The MSES-R is self-administered, both as a pen-and-paper instrument and as an online version that automatically calculates results, including norms comparisons (N = 7874). Normative data for male and female respondents, with and without a mental health condition, were collected online over a 12-year period. Comparisons with norms can be performed against the general community group (n = 4867) and the clinical group (n = 3007).
To assist with norms comparisons when the pen and paper version is used, we include the mean score for the overall MSES-R and each subscale below. We also provide average scores with a range between 0 and 4 (raw score divided by the number of questions) so that subscales scores can be easily compared, where higher scores are indicative of higher self-efficacy with mindfulness skills. The means and standard deviations below can be used to compute percentile ranks:
- MSES-R Total Score: Raw score mean = 57.7 (SD 13.3); Average score mean = 2.6 (SD 0.6)
2. Emotion Regulation: Raw score mean = 14.8 (SD 5.4); Average score mean = 2.5 (SD 0.9)
3. Social Skills: Raw score mean = 7.97 (SD 2.6); Average score mean = (SD 0.9)
4. Equanimity: Raw score mean = 9.96 (SD 3.1); Average score mean = 2.5 (SD 0.8)
5. Distress Tolerance: Raw score mean = 8.1 (SD 2.5); Average score mean = 2.7 (SD 0.8)
6. Taking Responsibility: Raw score mean = 7.95 (SD 2.5); Average score mean = 2.7 (SD 0.8)
7. Interpersonal Effectiveness: Raw score mean = 8.9 (SD 2.2); Average score mean = 3.0 (SD 0.7)
The 6 subscales for the MSES-R:
- Emotion Regulation(items 1, 4, 6, 7, 12, 18): relates to an involuntary or subconscious emotional response that is well modulated.
- Social Skills(items 2, 3, 20): social abilities in the broader sphere of interaction.
- Equanimity(items 5, 10, 13, 19): the ability to normalise difficulties and prevent reactivity.
- Distress Tolerance(items 8, 16, 17): inhibits avoidance of experiential intolerance or discomfort.
- Taking Responsibility(items 11, 21, 22): clarity of interpersonal boundaries and locus of control.
- Interpersonal Effectiveness(items 9, 14, 15): the ability to connect with others within the intimate sphere of relationships.

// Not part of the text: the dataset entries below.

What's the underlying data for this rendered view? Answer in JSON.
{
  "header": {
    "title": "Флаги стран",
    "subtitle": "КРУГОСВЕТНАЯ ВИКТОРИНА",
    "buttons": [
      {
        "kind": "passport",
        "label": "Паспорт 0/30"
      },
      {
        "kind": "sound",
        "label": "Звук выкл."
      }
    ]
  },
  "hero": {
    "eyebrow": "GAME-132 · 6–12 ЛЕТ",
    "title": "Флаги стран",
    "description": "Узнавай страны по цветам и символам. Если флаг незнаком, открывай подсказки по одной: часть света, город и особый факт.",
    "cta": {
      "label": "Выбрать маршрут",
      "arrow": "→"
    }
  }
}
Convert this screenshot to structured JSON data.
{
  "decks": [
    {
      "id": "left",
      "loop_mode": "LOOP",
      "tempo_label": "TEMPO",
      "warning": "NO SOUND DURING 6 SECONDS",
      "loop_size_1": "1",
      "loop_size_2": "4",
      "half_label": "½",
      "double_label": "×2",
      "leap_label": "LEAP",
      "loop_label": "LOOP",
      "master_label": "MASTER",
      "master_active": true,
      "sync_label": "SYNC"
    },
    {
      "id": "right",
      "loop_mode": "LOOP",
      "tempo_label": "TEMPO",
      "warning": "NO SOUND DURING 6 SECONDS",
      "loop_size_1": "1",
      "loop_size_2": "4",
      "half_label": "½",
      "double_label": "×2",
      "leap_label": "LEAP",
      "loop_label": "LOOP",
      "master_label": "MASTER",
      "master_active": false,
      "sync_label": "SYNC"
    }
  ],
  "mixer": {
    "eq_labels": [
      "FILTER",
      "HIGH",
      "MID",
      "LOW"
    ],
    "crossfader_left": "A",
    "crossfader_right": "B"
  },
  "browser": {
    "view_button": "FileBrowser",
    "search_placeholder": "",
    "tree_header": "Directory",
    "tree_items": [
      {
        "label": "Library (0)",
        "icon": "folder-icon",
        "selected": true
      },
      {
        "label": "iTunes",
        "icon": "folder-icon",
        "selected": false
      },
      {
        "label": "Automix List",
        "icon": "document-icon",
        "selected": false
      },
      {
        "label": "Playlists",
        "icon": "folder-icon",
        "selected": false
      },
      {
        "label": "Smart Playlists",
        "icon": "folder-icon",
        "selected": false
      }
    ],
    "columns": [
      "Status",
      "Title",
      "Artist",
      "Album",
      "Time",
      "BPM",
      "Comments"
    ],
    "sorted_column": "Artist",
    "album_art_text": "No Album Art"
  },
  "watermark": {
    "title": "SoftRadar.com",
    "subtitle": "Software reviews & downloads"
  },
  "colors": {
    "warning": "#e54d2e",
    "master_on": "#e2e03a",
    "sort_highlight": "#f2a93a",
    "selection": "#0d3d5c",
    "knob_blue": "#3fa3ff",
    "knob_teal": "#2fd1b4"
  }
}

The MSES-R contains items requiring reversing the scores. Reverse scoring is necessary when a research instrument, such as the MSES-R, includes a group of items worded in the opposite direction to the others (e.g., positively vs negatively phrased) while measuring the same construct. This approach is commonly employed when some items are more meaningful or more readily understandable when written in this way. With the MSES-R, using the online version automatically reverses the relevant scores. For the pen-and-paper version, the 16 items to be scored in reverse are: 1, 2, 3, 4, 6, 7, 8, 11, 12, 14, 15, 16, 1,7 18, 21, and 22. Reversing the scores of listed items requires the following rescoring: 0 = 4; 1 = 3; 2 = 2; 3 = 1; and 4 = 0.
Cayoun, B., Elphinstone, B., Kasselis, N., Bilsborrow, G., & Skilbeck, C. (2022). Validation and Factor Structure of the Mindfulness-Based Self Efficacy Scale-Revised. Mindfulness, 13(3), 751–765. https://doi.org/10.1007/s12671-022-01834-6
Bandura, A. (1997). Self-efficacy: The exercise of control. Freeman.
Francis, S. E. B., Shawyer, F., Cayoun, B., Enticott, J., and Meadows, G. N. (2022). Group Mindfulness-integrated Cognitive Behavior Therapy (MiCBT) reduces depression and anxiety and improves flourishing in a transdiagnostic primary care sample compared to treatment-as-usual: a randomized controlled trial. Frontiers in Psychiatry, 13, 815170. https://doi.org/10.3389/fpsyt.2022.815170
Schwarzer, R. (2008). Modeling health behavior change: How to predict and modify the adoption and maintenance of health behaviors. Applied Psychology, 57(1), 1–29. https:// doi. org/ 10. 1111/j. 1464- 0597. 2007. 00325.x
The MSES-R forms can be freely reproduced for clinical and research purposes.
The MSES-R is also available through NovoPsych Software for Administering Psychological Questionnaires